A national campaign to curb mounting food waste in China is feeding speculation that the supply outlook is worse than the government admits and fuelling warnings food could become another front in the worsening US-China rivalry.
President Xi Jinping started the “Operation Empty Plate” drive in mid-August to address what he called “shocking and distressing” waste, prompting a nationwide push to comply reminiscent of the Mao era.
The aggressive campaign has spooked many on social media, who are asking whether it indicates deeper problems.
China is among the world’s biggest food producers and consumers, with nearly 1.4 billion mouths to feed.
But heavy flooding this year in the Yangtze River basin – the source of most of China’s rice – has destroyed huge swathes of farmland, while coronavirus lockdowns earlier this year upset supply chains.
Swine fever outbreak
Meanwhile, the domestic pork industry is still recovering from a devastating African swine fever outbreak that killed or forced the culling of 100 million pigs.
These add to longer-term problems such as dwindling arable land and an exodus of people from rural farming regions to cities.
China has increasingly filled the food gap with imports, but trade and political disputes have dramatically soured relations with three of its most important food suppliers – the United States, Canada and Australia.
Repeated “all-is-well” official pronouncements and promises of a bumper 2020 grain crop have only fuelled suspicion.
“Some people are beginning to speculate whether there is a shortage of domestic food this year… in fact, there is no need to worry,” said a report released on August 17 by the Chinese Academy of Social Sciences, a top state-run think-tank.
But the report added that China’s “food shortfall” will increase in coming years unless major agricultural reforms are undertaken, and state media have reported that grain farmers – banking on rising future prices – are hoarding stocks, which is crimping market supplies.
China’s resources “are not enough to support the upgrading of our entire food consumption structure”, Li Guoxiang, a researcher with the academy’s Rural Development Institute, said.
“Improving living standards have indeed raised requirements and the challenges facing our entire food and agricultural production picture.”
Big meals are ingrained in Chinese culture – typically involving multiple dishes to impress guests or woo business partners.
But consumption is soaring along with living standards.
And prices are rising rapidly, with food inflation jumping more than 13% on-year in July, having surged more than 11% in June and 15.5% in May.
The prevalence of obesity – once almost unheard of in China – increased more than three-fold in 2004-2014, according to government figures.
China is estimated to waste enough food annually to feed a country the size of South Korea, and conspicuous consumption has fuelled the popularity of bizarre livestream phenomena in which viewers watch people binge-eat.
The food-waste drive has underscored the striking ability of Xi – the focus of a growing personality cult – to motivate millions with a word.
Diners nationwide are being urged to order less, the binge eaters are going to ground, and some buffet restaurants are making customers pay deposits that are forfeited if they leave food.
People are also being encouraged to inform on each other.

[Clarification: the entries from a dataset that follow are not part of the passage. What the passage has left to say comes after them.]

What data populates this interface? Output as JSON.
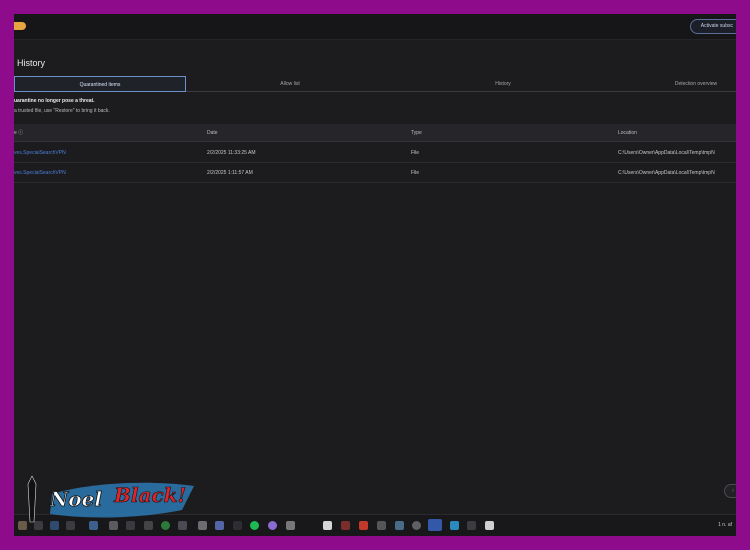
{
  "app": {
    "page_title": "History",
    "activate_button": "Activate subsc"
  },
  "tabs": [
    {
      "label": "Quarantined items",
      "active": true
    },
    {
      "label": "Allow list",
      "active": false
    },
    {
      "label": "History",
      "active": false
    },
    {
      "label": "Detection overview",
      "active": false
    }
  ],
  "notice": {
    "heading": "uarantine no longer pose a threat.",
    "body": "a trusted file, use \"Restore\" to bring it back."
  },
  "table": {
    "columns": [
      "e ⓘ",
      "Date",
      "Type",
      "Location"
    ],
    "rows": [
      {
        "name": "ves.SpecialSearchVPN",
        "date": "2/2/2025 11:33:25 AM",
        "type": "File",
        "location": "C:\\Users\\Owner\\AppData\\Local\\Temp\\tmpN"
      },
      {
        "name": "ves.SpecialSearchVPN",
        "date": "2/2/2025 1:11:57 AM",
        "type": "File",
        "location": "C:\\Users\\Owner\\AppData\\Local\\Temp\\tmpN"
      }
    ]
  },
  "scroll_pill": "↑",
  "taskbar": {
    "tray_text": "1 n. af"
  },
  "watermark": {
    "line1": "Noel",
    "line2": "Black!"
  },
  "colors": {
    "frame": "#8e0b8c",
    "background": "#1c1c1e",
    "accent": "#4d7fd9",
    "badge": "#e7a542"
  }
}
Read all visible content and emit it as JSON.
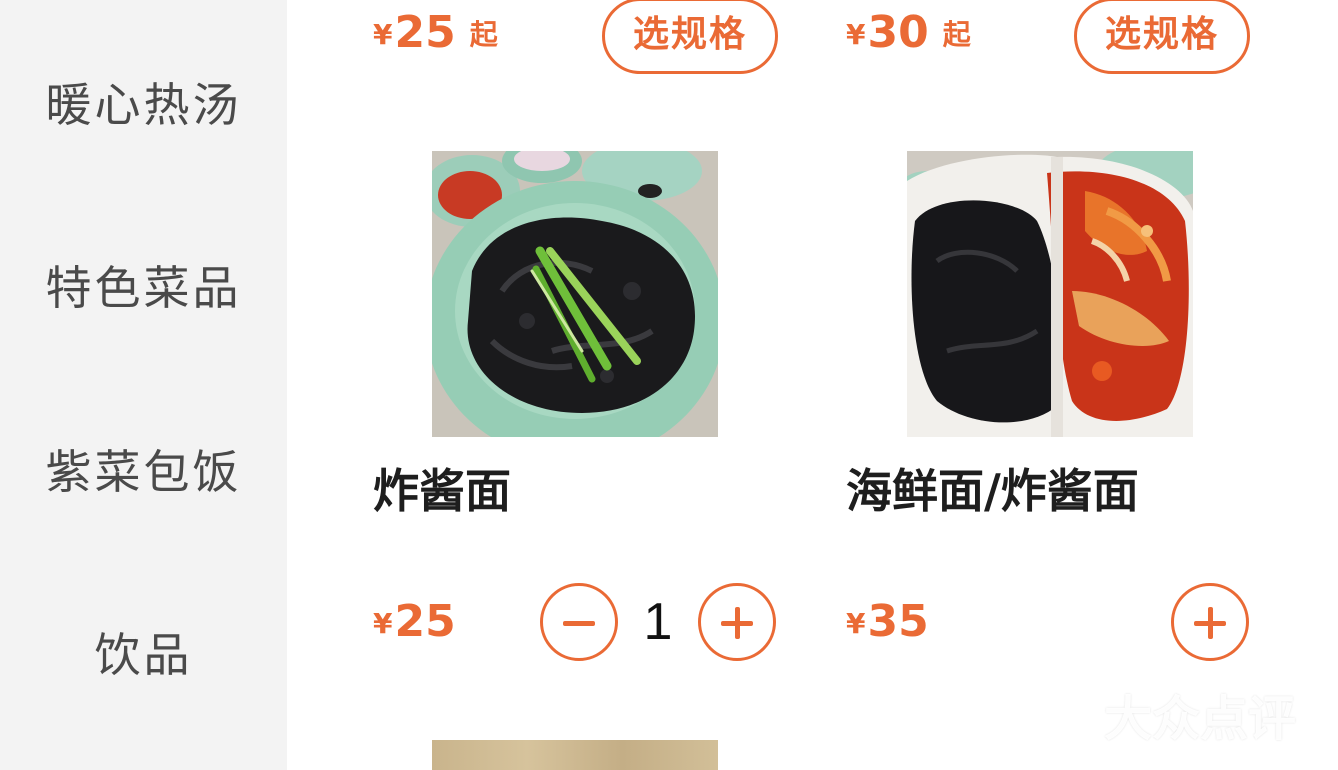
{
  "sidebar": {
    "categories": [
      {
        "label": "暖心热汤"
      },
      {
        "label": "特色菜品"
      },
      {
        "label": "紫菜包饭"
      },
      {
        "label": "饮品"
      }
    ]
  },
  "top_row": [
    {
      "currency": "¥",
      "price": "25",
      "suffix": "起",
      "button_label": "选规格"
    },
    {
      "currency": "¥",
      "price": "30",
      "suffix": "起",
      "button_label": "选规格"
    }
  ],
  "items": [
    {
      "name": "炸酱面",
      "currency": "¥",
      "price": "25",
      "quantity": "1",
      "image_icon": "jajangmyeon-image"
    },
    {
      "name": "海鲜面/炸酱面",
      "currency": "¥",
      "price": "35",
      "image_icon": "seafood-noodle-combo-image"
    }
  ],
  "watermark": {
    "text": "大众点评"
  },
  "colors": {
    "accent": "#ea6a35",
    "sidebar_bg": "#f3f3f3",
    "text_dark": "#1e1e1e",
    "sidebar_text": "#4a4a4a"
  }
}
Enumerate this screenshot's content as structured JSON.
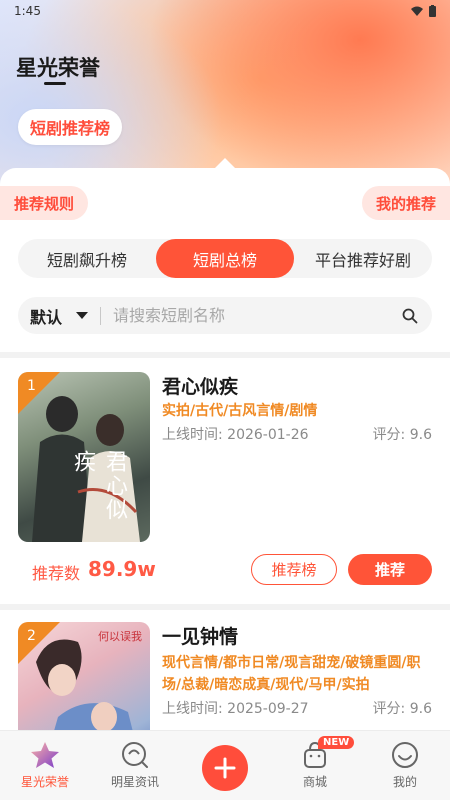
{
  "status_bar": {
    "time": "1:45"
  },
  "header": {
    "title": "星光荣誉",
    "pill": "短剧推荐榜"
  },
  "actions": {
    "rules": "推荐规则",
    "my_recommend": "我的推荐"
  },
  "segments": [
    {
      "label": "短剧飙升榜",
      "active": false
    },
    {
      "label": "短剧总榜",
      "active": true
    },
    {
      "label": "平台推荐好剧",
      "active": false
    }
  ],
  "search": {
    "sort_label": "默认",
    "placeholder": "请搜索短剧名称"
  },
  "dramas": [
    {
      "rank": "1",
      "title": "君心似疾",
      "tags": "实拍/古代/古风言情/剧情",
      "date": "上线时间: 2026-01-26",
      "score": "评分: 9.6",
      "poster_text": "君心似疾",
      "rec_label": "推荐数",
      "rec_value": "89.9w",
      "btn_rank": "推荐榜",
      "btn_rec": "推荐"
    },
    {
      "rank": "2",
      "title": "一见钟情",
      "tags": "现代言情/都市日常/现言甜宠/破镜重圆/职场/总裁/暗恋成真/现代/马甲/实拍",
      "date": "上线时间: 2025-09-27",
      "score": "评分: 9.6",
      "poster_text": "何以误我"
    }
  ],
  "tabbar": [
    {
      "label": "星光荣誉",
      "icon": "star-icon",
      "active": true
    },
    {
      "label": "明星资讯",
      "icon": "news-icon",
      "active": false
    },
    {
      "label": "",
      "icon": "plus-icon",
      "active": false
    },
    {
      "label": "商城",
      "icon": "bag-icon",
      "active": false,
      "badge": "NEW"
    },
    {
      "label": "我的",
      "icon": "face-icon",
      "active": false
    }
  ],
  "colors": {
    "accent": "#ff5438",
    "tag": "#f08a24",
    "soft": "#ffe6e1"
  }
}
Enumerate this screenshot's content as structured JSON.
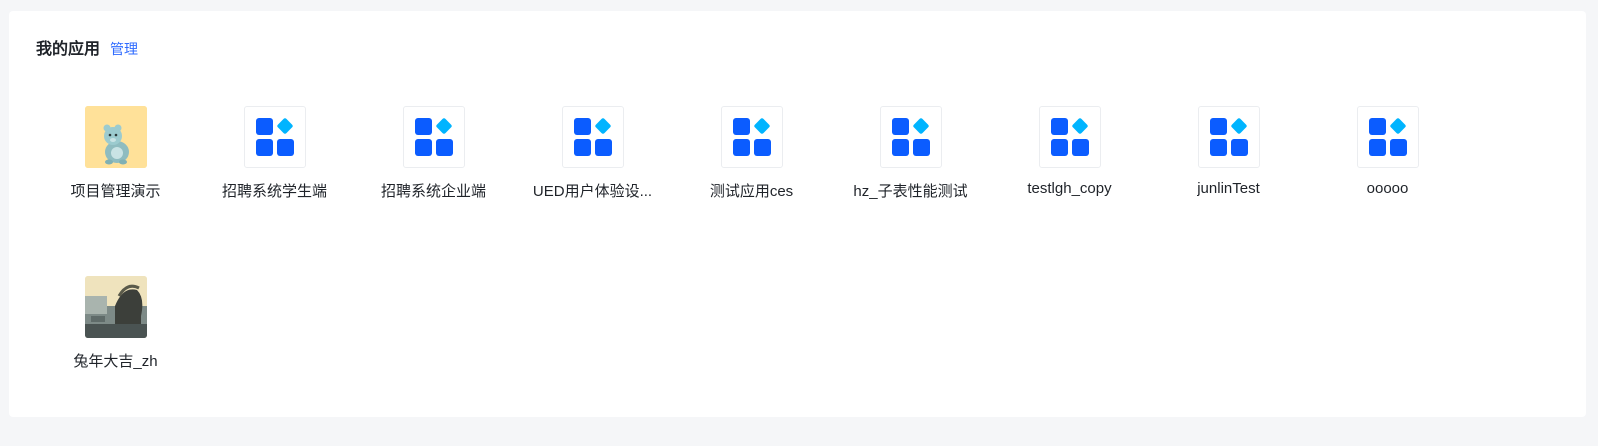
{
  "header": {
    "title": "我的应用",
    "manage_label": "管理"
  },
  "colors": {
    "accent": "#2f6bff",
    "icon_primary": "#0b5cff",
    "icon_diamond": "#00b4ff",
    "bear_bg": "#ffe199"
  },
  "apps": [
    {
      "name": "项目管理演示",
      "icon": "bear-photo-icon"
    },
    {
      "name": "招聘系统学生端",
      "icon": "app-grid-icon"
    },
    {
      "name": "招聘系统企业端",
      "icon": "app-grid-icon"
    },
    {
      "name": "UED用户体验设...",
      "icon": "app-grid-icon"
    },
    {
      "name": "测试应用ces",
      "icon": "app-grid-icon"
    },
    {
      "name": "hz_子表性能测试",
      "icon": "app-grid-icon"
    },
    {
      "name": "testlgh_copy",
      "icon": "app-grid-icon"
    },
    {
      "name": "junlinTest",
      "icon": "app-grid-icon"
    },
    {
      "name": "ooooo",
      "icon": "app-grid-icon"
    },
    {
      "name": "兔年大吉_zh",
      "icon": "scene-photo-icon"
    }
  ]
}
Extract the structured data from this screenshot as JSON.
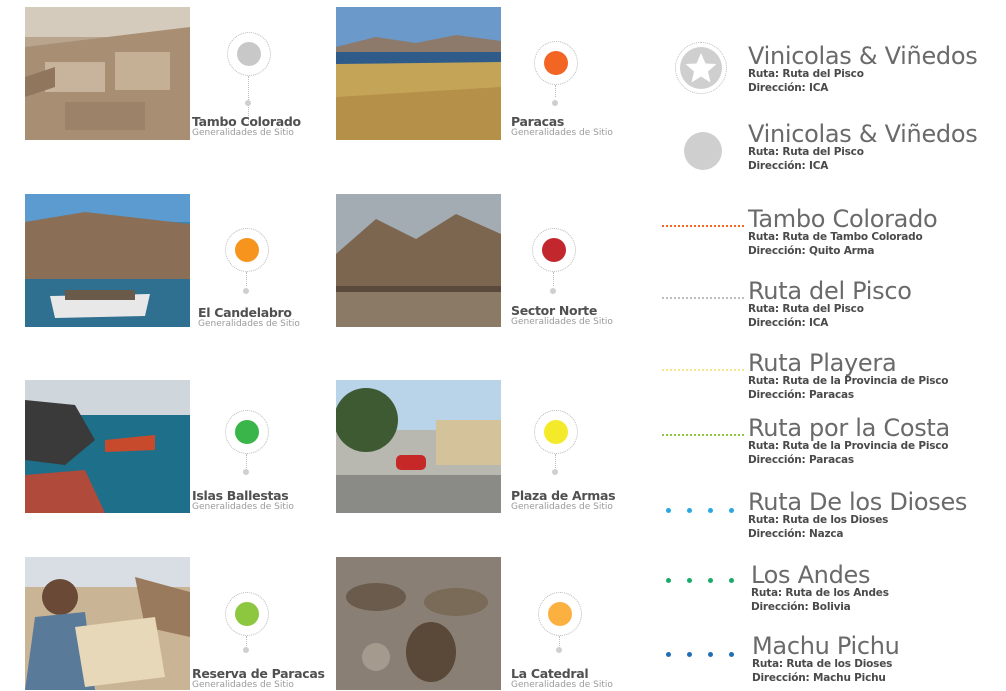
{
  "colors": {
    "tambo_colorado": "#c8c8c8",
    "paracas": "#f26522",
    "el_candelabro": "#f7941d",
    "sector_norte": "#c1272d",
    "islas_ballestas": "#39b54a",
    "plaza_de_armas": "#f4ea2a",
    "reserva_de_paracas": "#8dc63f",
    "la_catedral": "#fbb040"
  },
  "sites": [
    {
      "name": "Tambo Colorado",
      "subtitle": "Generalidades de Sitio"
    },
    {
      "name": "Paracas",
      "subtitle": "Generalidades de Sitio"
    },
    {
      "name": "El Candelabro",
      "subtitle": "Generalidades de Sitio"
    },
    {
      "name": "Sector Norte",
      "subtitle": "Generalidades de Sitio"
    },
    {
      "name": "Islas Ballestas",
      "subtitle": "Generalidades de Sitio"
    },
    {
      "name": "Plaza de Armas",
      "subtitle": "Generalidades de Sitio"
    },
    {
      "name": "Reserva de Paracas",
      "subtitle": "Generalidades de Sitio"
    },
    {
      "name": "La Catedral",
      "subtitle": "Generalidades de Sitio"
    }
  ],
  "legend": [
    {
      "symbol": "star-icon",
      "color": "#c8c8c8",
      "title": "Vinicolas & Viñedos",
      "ruta": "Ruta: Ruta del Pisco",
      "direccion": "Dirección: ICA"
    },
    {
      "symbol": "circle-icon",
      "color": "#cfcfcf",
      "title": "Vinicolas & Viñedos",
      "ruta": "Ruta: Ruta del Pisco",
      "direccion": "Dirección: ICA"
    },
    {
      "symbol": "dotted-line",
      "color": "#f26522",
      "title": "Tambo Colorado",
      "ruta": "Ruta: Ruta de Tambo Colorado",
      "direccion": "Dirección: Quito Arma"
    },
    {
      "symbol": "dotted-line",
      "color": "#bdbdbd",
      "title": "Ruta del Pisco",
      "ruta": "Ruta: Ruta del Pisco",
      "direccion": "Dirección: ICA"
    },
    {
      "symbol": "dotted-line",
      "color": "#f6e58d",
      "title": "Ruta Playera",
      "ruta": "Ruta: Ruta de la Provincia de Pisco",
      "direccion": "Dirección: Paracas"
    },
    {
      "symbol": "dotted-line",
      "color": "#8dc63f",
      "title": "Ruta por la Costa",
      "ruta": "Ruta: Ruta de la Provincia de Pisco",
      "direccion": "Dirección: Paracas"
    },
    {
      "symbol": "big-dots",
      "color": "#29a8e0",
      "title": "Ruta De los Dioses",
      "ruta": "Ruta: Ruta de los Dioses",
      "direccion": "Dirección: Nazca"
    },
    {
      "symbol": "big-dots",
      "color": "#1aab6a",
      "title": "Los Andes",
      "ruta": "Ruta: Ruta de los Andes",
      "direccion": "Dirección: Bolivia"
    },
    {
      "symbol": "big-dots",
      "color": "#1f6fb5",
      "title": "Machu Pichu",
      "ruta": "Ruta: Ruta de los Dioses",
      "direccion": "Dirección: Machu Pichu"
    }
  ]
}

An AFP journalist in Shanghai watched as a confrontation developed in a coffee shop this week after a woman called out another customer for leaving behind a nearly intact sandwich.
China’s policy options are limited, experts say, as subsidising domestic farmers could violate World Trade Organisation rules and anger trading partners such as the US.
Likewise, the reduced-waste drive will probably have “less impact than everyone thinks”, said Rosa Wang, a Shanghai-based analyst with agro-consulting company JCI China.
She said the pandemic had already dramatically cut consumption as households opted for more economical home cooking because of lockdowns or for safety reasons.
That leaves mainly imports, but China is already the world’s biggest food importer, leaving it vulnerable to trade pressure, and has ramped up imports of grain and other items this year, partly to comply with a tentative US-China trade deal.
Increased Chinese imports, however, could potentially crimp world supplies and drive up prices.
In the long term, China needs aggressive steps to protect arable land from development and improve farmers’ lives to keep them on the land, said the academy’s Li.
Otherwise, it will become increasingly vulnerable to outside forces that “will have an adverse impact on the stability of our imports”, he added.
This page was upgraded on January 31, 2022 for style purposes.